    But we, of course, have the pitch bend wheel.

    --gary
    http://www.soundclick.com/garyshannon

  7. #7

    Re: Ever Wonder Why?

    The answer to me lies in this: that music is the food of the soul. And it comes in many different flavours. These flavours impact on our souls and thus reflect different moods on us.

  8. #8
    Senior Member Steve_Karl's Avatar
    Join Date
    May 2004
    Location
    Pittsburgh, PA 15206 USA
    Posts
    1,425

    Re: Ever Wonder Why?

    My brother has had his doctorate in musicology for a long time now and he and a psychologist wrote a book about this.

    I sent him a link to this thread and said " this is why you should be a member of this forum !"

    Him and I have talked about this in he past and he has a facinating take on it, but I can't even begin to describe it the way he does, so I won't.

    Maybe he'll drop in. It would be fun for me.

  9. #9

    Re: Ever Wonder Why?

    Quote Originally Posted by Thomas J
    Here's something that I have often wondered about for many years. Why do minor chords and scales evoke a different mood than major chords and scales and vice versa?

    What is it about flating a major third making it a minor third? Is it something deeply hidden in the human psyche or is it something unique to the Western scales and musical structures.

    Has anybody else ever thought about this? What are your opinions??

    Tom
    when I was teaching piano in order to show the difference in the way Major and minor scalses and chords sounded, I would have them sing Happy Birthday in a minor key.
    Samantha Penigar
    http://www.myspace.com/samanthapenigar

    http://www.northernsounds.com/forum/...p?userid=13306

    Dream it! Then Do it! Good things come to those who work while they wait. [COLOR=purple]Persistence[/COLO

  10. #10

    Re: Ever Wonder Why?

    Quote Originally Posted by fiziwig
    It depends on how the instrument is tuned. There are at least a dozen ways to divide the octave into twelve tones. To quote Wikipedia: "It is impossible to tune the twelve-note chromatic scale so that all intervals are "perfect"; many different methods with their own various compromises have thus been put forward. The main ones are: ... "
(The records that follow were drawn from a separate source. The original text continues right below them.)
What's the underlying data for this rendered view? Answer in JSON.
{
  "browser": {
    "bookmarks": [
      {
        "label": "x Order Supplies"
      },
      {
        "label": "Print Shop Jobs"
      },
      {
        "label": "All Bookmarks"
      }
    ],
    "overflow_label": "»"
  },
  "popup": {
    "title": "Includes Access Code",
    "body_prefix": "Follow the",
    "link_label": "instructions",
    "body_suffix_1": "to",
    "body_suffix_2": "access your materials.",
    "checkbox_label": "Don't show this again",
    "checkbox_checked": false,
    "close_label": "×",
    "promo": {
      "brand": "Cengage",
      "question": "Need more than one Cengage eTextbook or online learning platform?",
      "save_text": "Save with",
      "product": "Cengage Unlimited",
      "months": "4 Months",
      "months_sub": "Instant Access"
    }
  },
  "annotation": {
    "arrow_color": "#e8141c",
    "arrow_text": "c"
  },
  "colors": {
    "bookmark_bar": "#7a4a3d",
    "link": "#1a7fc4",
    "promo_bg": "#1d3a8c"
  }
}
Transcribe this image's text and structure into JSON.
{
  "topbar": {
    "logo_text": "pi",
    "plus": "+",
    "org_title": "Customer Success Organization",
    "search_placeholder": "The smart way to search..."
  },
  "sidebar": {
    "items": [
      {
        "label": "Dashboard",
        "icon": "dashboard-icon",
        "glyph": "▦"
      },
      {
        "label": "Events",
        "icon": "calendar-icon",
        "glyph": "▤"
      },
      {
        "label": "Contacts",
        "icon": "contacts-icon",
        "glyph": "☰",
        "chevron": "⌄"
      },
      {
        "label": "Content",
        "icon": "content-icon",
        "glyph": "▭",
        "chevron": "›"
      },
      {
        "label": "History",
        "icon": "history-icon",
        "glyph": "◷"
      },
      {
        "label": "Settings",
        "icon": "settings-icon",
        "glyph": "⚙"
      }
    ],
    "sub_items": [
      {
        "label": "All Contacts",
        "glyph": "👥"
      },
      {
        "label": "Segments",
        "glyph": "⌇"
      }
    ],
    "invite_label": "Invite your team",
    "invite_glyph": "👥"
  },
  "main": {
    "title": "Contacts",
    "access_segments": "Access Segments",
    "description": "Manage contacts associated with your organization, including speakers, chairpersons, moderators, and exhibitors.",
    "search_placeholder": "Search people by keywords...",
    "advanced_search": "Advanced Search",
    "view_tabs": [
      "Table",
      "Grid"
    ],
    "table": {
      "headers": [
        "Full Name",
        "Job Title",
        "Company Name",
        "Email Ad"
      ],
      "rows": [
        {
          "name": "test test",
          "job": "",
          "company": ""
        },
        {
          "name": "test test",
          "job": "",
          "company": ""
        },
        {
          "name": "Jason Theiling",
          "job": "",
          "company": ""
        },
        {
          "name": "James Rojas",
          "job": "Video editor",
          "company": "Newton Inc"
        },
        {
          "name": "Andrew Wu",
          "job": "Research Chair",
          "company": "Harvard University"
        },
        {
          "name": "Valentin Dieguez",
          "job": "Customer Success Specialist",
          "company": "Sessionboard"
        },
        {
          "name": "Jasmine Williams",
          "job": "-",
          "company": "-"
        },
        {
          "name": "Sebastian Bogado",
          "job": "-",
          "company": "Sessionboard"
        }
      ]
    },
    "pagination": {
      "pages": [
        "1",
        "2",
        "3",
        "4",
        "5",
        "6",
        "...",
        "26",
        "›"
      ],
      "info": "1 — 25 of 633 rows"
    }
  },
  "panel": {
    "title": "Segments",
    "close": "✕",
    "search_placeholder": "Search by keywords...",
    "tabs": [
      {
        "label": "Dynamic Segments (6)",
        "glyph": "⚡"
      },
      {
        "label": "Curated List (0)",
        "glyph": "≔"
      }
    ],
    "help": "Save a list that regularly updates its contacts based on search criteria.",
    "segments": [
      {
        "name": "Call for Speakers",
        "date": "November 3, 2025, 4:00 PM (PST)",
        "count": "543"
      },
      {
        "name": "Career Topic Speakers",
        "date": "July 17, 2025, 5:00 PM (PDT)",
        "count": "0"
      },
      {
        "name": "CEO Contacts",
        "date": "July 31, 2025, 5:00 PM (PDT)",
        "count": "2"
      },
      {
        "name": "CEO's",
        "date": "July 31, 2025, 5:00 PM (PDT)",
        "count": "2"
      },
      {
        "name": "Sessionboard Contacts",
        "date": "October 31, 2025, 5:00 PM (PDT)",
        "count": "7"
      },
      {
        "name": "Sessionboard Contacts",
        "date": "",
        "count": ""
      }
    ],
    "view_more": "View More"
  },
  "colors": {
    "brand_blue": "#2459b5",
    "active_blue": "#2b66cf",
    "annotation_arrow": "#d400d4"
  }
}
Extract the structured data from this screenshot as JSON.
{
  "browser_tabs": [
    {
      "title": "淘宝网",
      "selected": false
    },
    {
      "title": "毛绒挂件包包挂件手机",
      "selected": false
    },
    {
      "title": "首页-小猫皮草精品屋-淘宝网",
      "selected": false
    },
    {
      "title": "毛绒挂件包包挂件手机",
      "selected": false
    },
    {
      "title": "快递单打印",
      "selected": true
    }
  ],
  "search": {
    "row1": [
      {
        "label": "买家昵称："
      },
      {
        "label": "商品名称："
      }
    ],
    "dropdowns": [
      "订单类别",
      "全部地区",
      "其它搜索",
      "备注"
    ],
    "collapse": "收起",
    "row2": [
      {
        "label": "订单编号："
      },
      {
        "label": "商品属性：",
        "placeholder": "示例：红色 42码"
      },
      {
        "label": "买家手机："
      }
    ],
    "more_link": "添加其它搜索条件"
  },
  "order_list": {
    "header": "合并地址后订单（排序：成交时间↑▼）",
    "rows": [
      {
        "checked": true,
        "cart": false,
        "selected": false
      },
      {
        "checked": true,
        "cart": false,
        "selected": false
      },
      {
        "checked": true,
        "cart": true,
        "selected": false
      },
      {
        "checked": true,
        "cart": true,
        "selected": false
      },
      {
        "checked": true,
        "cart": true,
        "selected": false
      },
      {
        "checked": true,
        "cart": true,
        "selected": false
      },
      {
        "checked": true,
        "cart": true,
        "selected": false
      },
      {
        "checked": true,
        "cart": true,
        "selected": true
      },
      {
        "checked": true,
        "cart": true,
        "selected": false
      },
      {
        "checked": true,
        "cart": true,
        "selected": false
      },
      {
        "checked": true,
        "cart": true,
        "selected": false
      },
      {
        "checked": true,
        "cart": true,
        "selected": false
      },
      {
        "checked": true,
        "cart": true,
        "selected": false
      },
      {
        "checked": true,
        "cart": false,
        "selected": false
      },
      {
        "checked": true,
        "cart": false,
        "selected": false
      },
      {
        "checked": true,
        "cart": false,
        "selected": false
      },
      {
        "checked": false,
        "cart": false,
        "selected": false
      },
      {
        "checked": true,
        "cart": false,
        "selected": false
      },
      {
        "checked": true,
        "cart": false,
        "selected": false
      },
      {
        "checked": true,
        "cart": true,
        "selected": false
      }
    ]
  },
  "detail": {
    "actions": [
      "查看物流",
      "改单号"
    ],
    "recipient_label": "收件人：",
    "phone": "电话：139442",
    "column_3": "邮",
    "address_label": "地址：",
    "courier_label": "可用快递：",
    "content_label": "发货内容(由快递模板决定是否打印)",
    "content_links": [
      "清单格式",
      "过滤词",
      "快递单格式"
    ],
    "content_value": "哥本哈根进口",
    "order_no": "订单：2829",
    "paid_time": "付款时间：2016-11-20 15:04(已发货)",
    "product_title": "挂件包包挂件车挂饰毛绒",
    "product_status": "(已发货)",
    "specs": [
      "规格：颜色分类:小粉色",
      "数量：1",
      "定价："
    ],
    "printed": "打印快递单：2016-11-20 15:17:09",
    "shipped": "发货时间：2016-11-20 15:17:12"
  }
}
    at which point the article goes on to explain the various systems.

    http://en.wikipedia.org/wiki/Musical_tuning

    The main point is, in most tunings the mathematical intervals between successive notes of the scale are different from one key to another, and so the same chords in one particular key will have a different "character" in another key. Two perfectly tuned notes in a chord will produce no "beat notes". Since no keyboard tuning can keep all the intervals perfectly tuned in all keys, each key produces slightly different beat notes depending on the inherent tuning errors in that key. Thus the different character of the same interval in different keys.

    String instruments are more flexible than keyboard instruments, and a good violinist can show you the very real difference between c-sharp and d-flat, even those are the same key on the keyboard, robbing the pianist of ever making that subtle distinction.

    But we, of course, have the pitch bend wheel.

    --gary
    http://www.soundclick.com/garyshannon
    But of course, this isn't true on a piano. On a piano which has been well tuned then every semitone step is identical, and any interval creates the same beat as the same interval elsewhere on the piano.

    I think the answer to why keys sound different is mainly about the psychology of composing in those keys. In turn that can be about a million things that feed into the composer's makeup. For instance I find that certain chord progressions lie really well under the hand in Db, but not in C - so I associate those chord progressions more readily with Db, even when not writing for piano, which means I generally create a different mood than when writing in other keys.

Go Back to forum

Bookmarks

Posting Permissions

  • You may not post new threads
  • You may not post replies
  • You may not post attachments
  • You may not edit your posts
  •